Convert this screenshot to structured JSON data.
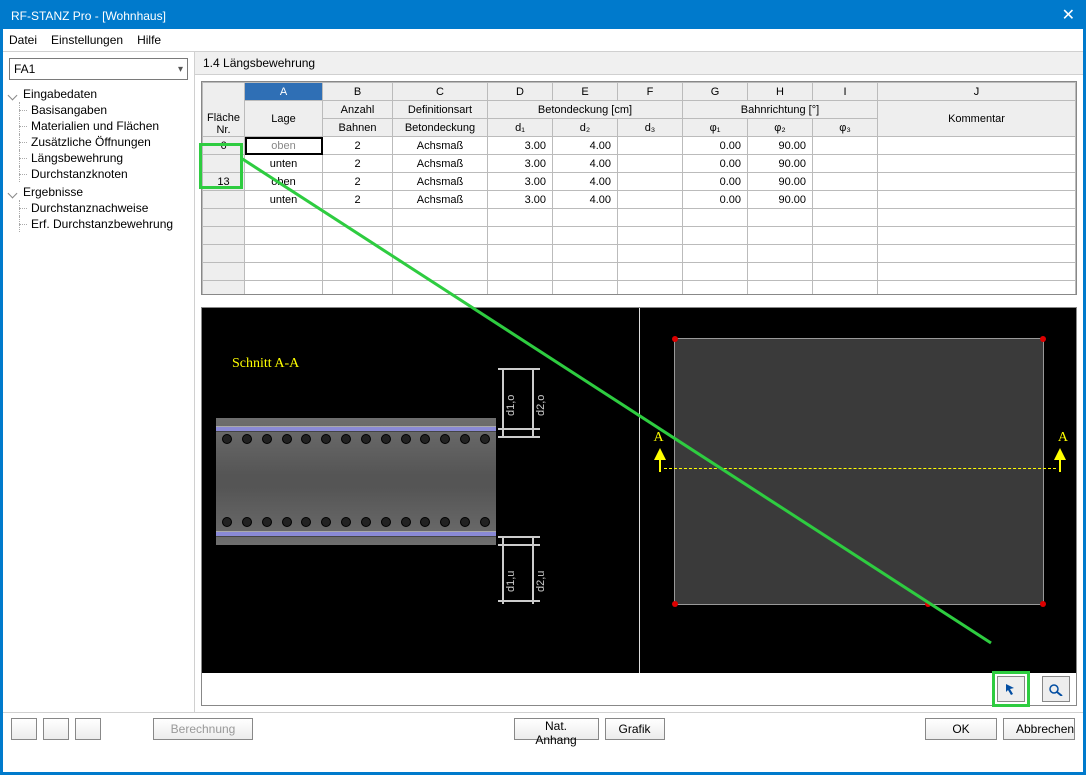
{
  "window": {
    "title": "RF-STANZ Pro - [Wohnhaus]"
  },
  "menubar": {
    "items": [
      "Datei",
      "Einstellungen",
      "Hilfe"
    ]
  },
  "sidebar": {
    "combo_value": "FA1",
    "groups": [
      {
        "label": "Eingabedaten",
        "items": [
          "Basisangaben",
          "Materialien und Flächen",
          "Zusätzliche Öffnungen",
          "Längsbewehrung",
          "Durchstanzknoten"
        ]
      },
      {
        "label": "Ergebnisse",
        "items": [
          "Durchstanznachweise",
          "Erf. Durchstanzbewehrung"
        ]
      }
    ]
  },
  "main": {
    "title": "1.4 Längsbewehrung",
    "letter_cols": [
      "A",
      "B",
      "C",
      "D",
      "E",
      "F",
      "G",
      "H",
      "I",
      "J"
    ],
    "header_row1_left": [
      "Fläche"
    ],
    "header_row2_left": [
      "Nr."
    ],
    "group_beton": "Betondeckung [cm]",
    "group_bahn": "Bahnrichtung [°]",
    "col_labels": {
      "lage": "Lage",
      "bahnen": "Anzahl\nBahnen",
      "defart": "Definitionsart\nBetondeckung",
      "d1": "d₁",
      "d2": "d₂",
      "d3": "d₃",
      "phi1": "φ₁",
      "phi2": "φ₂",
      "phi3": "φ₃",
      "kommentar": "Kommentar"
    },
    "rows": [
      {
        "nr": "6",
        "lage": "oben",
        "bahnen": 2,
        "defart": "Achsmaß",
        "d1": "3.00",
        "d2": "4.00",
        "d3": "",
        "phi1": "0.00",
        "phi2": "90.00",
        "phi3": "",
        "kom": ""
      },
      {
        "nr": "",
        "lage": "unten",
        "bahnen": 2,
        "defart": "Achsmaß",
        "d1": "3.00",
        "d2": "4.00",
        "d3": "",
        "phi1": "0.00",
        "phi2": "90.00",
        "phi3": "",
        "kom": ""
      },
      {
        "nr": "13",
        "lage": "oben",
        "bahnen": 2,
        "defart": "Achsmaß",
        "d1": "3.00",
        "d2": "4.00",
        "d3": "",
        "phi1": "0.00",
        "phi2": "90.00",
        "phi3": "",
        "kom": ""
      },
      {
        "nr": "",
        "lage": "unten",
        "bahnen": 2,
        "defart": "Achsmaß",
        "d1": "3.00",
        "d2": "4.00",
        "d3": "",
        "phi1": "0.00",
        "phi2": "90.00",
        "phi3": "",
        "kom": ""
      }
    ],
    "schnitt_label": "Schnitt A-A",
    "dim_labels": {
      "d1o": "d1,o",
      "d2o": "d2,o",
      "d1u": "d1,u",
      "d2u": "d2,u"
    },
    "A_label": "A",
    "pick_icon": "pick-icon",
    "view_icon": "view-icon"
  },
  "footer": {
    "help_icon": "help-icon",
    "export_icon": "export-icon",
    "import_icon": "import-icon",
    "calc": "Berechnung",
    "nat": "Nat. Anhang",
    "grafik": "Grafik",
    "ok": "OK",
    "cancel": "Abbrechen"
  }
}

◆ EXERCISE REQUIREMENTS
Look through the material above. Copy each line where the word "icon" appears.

◆ YOUR SOLUTION
    "pick_icon": "pick-icon",
    "view_icon": "view-icon"
    "help_icon": "help-icon",
    "export_icon": "export-icon",
    "import_icon": "import-icon",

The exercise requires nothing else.